No Good Deed Goes Unpunished

I just came home in high dudgeon, misquoting a piece of poetry as I did so.

The poem in question is Robert Graves’ “A Traveller’s Curse After Misdirection.”  I just looked it up, and it turns out I’ve been misquoting it for years, so why stop now?  Here’s my somewhat shortened version:

 “With every step he takes

A bone should break

And be it not for variation’s sake

Now an arm and now a leg

But each and every time his neck.”

And what’s got my goat?

Here’s the back story:  Last year some time a woman here in Seattle sent me a note asking if I’d sign a book for her mother in Sacramento who’s a big fan of mine.  I suggested she order a copy of After the Fire from Brick and Mortar Books in Redmond.

She did so.  Then, when I leaned her mother was coming to visit, I suggested that we meet up at the bookstore and have a cup of coffee while I was doing the signing. So we did.  It was fun.

Later on, I heard from the activities director at an assisted living facility in West Seattle saying that the mother, my fan, had moved into their facility and would I come do an event for them.  We set 1 PM on April 30 as the time and day in question, and I arranged for Paper Boat Books in West Seattle to provide books for sale.

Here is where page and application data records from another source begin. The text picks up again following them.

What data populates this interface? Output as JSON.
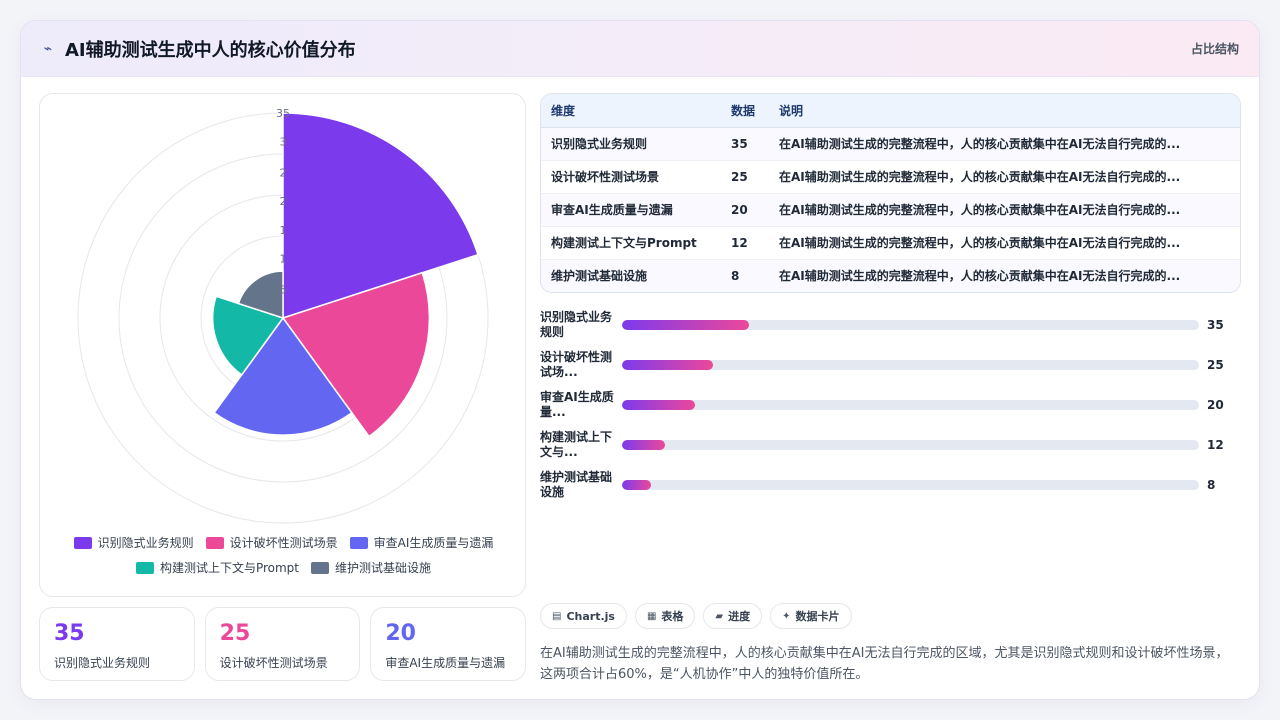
{
  "header": {
    "icon": "pulse-icon",
    "title": "AI辅助测试生成中人的核心价值分布",
    "tag": "占比结构"
  },
  "colors": {
    "purple": "#7c3aed",
    "pink": "#ec4899",
    "indigo": "#6366f1",
    "teal": "#14b8a6",
    "slate": "#64748b"
  },
  "chart_data": {
    "type": "polarArea",
    "categories": [
      "识别隐式业务规则",
      "设计破坏性测试场景",
      "审查AI生成质量与遗漏",
      "构建测试上下文与Prompt",
      "维护测试基础设施"
    ],
    "values": [
      35,
      25,
      20,
      12,
      8
    ],
    "colors": [
      "#7c3aed",
      "#ec4899",
      "#6366f1",
      "#14b8a6",
      "#64748b"
    ],
    "rmax": 35,
    "ticks": [
      "35",
      "3",
      "2",
      "2",
      "1",
      "1",
      "5"
    ],
    "grid": true,
    "legend": "bottom"
  },
  "table": {
    "headers": [
      "维度",
      "数据",
      "说明"
    ],
    "rows": [
      [
        "识别隐式业务规则",
        "35",
        "在AI辅助测试生成的完整流程中，人的核心贡献集中在AI无法自行完成的..."
      ],
      [
        "设计破坏性测试场景",
        "25",
        "在AI辅助测试生成的完整流程中，人的核心贡献集中在AI无法自行完成的..."
      ],
      [
        "审查AI生成质量与遗漏",
        "20",
        "在AI辅助测试生成的完整流程中，人的核心贡献集中在AI无法自行完成的..."
      ],
      [
        "构建测试上下文与Prompt",
        "12",
        "在AI辅助测试生成的完整流程中，人的核心贡献集中在AI无法自行完成的..."
      ],
      [
        "维护测试基础设施",
        "8",
        "在AI辅助测试生成的完整流程中，人的核心贡献集中在AI无法自行完成的..."
      ]
    ]
  },
  "bars": [
    {
      "label": "识别隐式业务规则",
      "value": 35,
      "fraction": 0.22
    },
    {
      "label": "设计破坏性测试场...",
      "value": 25,
      "fraction": 0.157
    },
    {
      "label": "审查AI生成质量...",
      "value": 20,
      "fraction": 0.126
    },
    {
      "label": "构建测试上下文与...",
      "value": 12,
      "fraction": 0.075
    },
    {
      "label": "维护测试基础设施",
      "value": 8,
      "fraction": 0.05
    }
  ],
  "stats": [
    {
      "value": "35",
      "label": "识别隐式业务规则",
      "color": "#7c3aed"
    },
    {
      "value": "25",
      "label": "设计破坏性测试场景",
      "color": "#ec4899"
    },
    {
      "value": "20",
      "label": "审查AI生成质量与遗漏",
      "color": "#6366f1"
    }
  ],
  "chips": [
    {
      "icon": "chart-icon",
      "glyph": "▤",
      "label": "Chart.js"
    },
    {
      "icon": "table-icon",
      "glyph": "▦",
      "label": "表格"
    },
    {
      "icon": "progress-icon",
      "glyph": "▰",
      "label": "进度"
    },
    {
      "icon": "sparkle-icon",
      "glyph": "✦",
      "label": "数据卡片"
    }
  ],
  "summary": "在AI辅助测试生成的完整流程中，人的核心贡献集中在AI无法自行完成的区域，尤其是识别隐式规则和设计破坏性场景，这两项合计占60%，是“人机协作”中人的独特价值所在。"
}
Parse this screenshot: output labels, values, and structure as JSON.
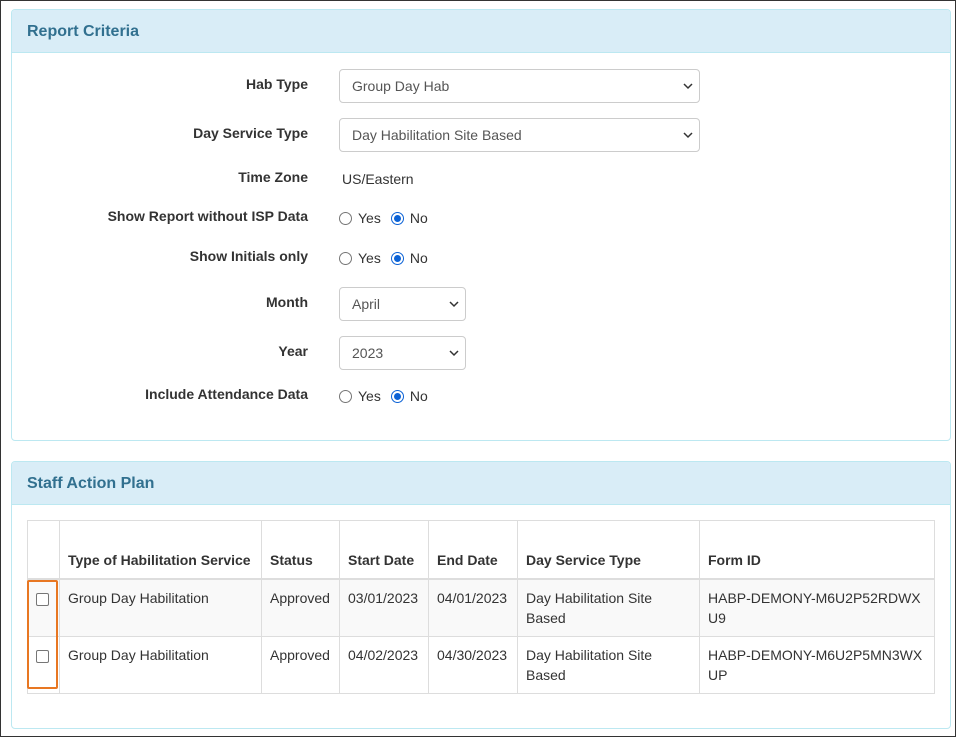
{
  "report_criteria": {
    "title": "Report Criteria",
    "fields": {
      "hab_type": {
        "label": "Hab Type",
        "value": "Group Day Hab"
      },
      "day_service_type": {
        "label": "Day Service Type",
        "value": "Day Habilitation Site Based"
      },
      "time_zone": {
        "label": "Time Zone",
        "value": "US/Eastern"
      },
      "show_without_isp": {
        "label": "Show Report without ISP Data",
        "yes": "Yes",
        "no": "No",
        "selected": "No"
      },
      "show_initials": {
        "label": "Show Initials only",
        "yes": "Yes",
        "no": "No",
        "selected": "No"
      },
      "month": {
        "label": "Month",
        "value": "April"
      },
      "year": {
        "label": "Year",
        "value": "2023"
      },
      "include_attendance": {
        "label": "Include Attendance Data",
        "yes": "Yes",
        "no": "No",
        "selected": "No"
      }
    }
  },
  "staff_action_plan": {
    "title": "Staff Action Plan",
    "columns": {
      "type": "Type of Habilitation Service",
      "status": "Status",
      "start": "Start Date",
      "end": "End Date",
      "day_service": "Day Service Type",
      "form_id": "Form ID"
    },
    "rows": [
      {
        "type": "Group Day Habilitation",
        "status": "Approved",
        "start": "03/01/2023",
        "end": "04/01/2023",
        "day_service": "Day Habilitation Site Based",
        "form_id": "HABP-DEMONY-M6U2P52RDWXU9"
      },
      {
        "type": "Group Day Habilitation",
        "status": "Approved",
        "start": "04/02/2023",
        "end": "04/30/2023",
        "day_service": "Day Habilitation Site Based",
        "form_id": "HABP-DEMONY-M6U2P5MN3WXUP"
      }
    ]
  },
  "icons": {
    "dropdown": "chevron-down-icon",
    "checkbox": "checkbox-icon",
    "radio": "radio-icon"
  },
  "colors": {
    "panel_heading_bg": "#d9edf7",
    "panel_heading_text": "#31708f",
    "highlight": "#e87722",
    "radio_checked": "#0b62d6"
  }
}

West Seattle is probably less than twenty miles away from where I live in Bellevue, but going there means crossing Lake Washington and negotiating three separate freeways.  But I turned on my phone, asked Siri to provide directions, and off I went.

When I arrived at the address, I was dismayed to find it was all on-street parking.  In Bellevue we have parking garages and parking lots.  Parallel parking is a trick I haven’t done in years, but I finally made it work—three blocks away from where I was supposedly supposed to be.

After picking up some quick steps along the way, I arrived at the facility only to be greeted by someone who had no idea who I was or why I would be there.  “Oh,” she said.  “You’re supposed to be at our other facility.”

It was ten to one by then.  It took two people forever to figure out the address of the other facility.  And off I went again, walking three blocks and then driving.  In the process of putting the address into my phone, they somehow had managed to turn off Siri’s voice.  The best I could do was turn whenever my Apple Watch said turn.

Eventually, and after another ordeal by parallel parking, I arrived at the second location only to be told by the receptionist that  I wasn’t scheduled for that one either.  “Who’s your contact person?” she asked.

So I looked up the applicable correspondence.  It turns there were two separate activities directors who had sent emails about the event, both of whom no longer work there.

The bad news is that if my fan still lives there, I missed her.   The good news is I got a lot of steps and practiced my parallel parking in the process of not seeing her.

I’m back home, frustrated, and more than a little annoyed, but I’ll get over it.  Eventually.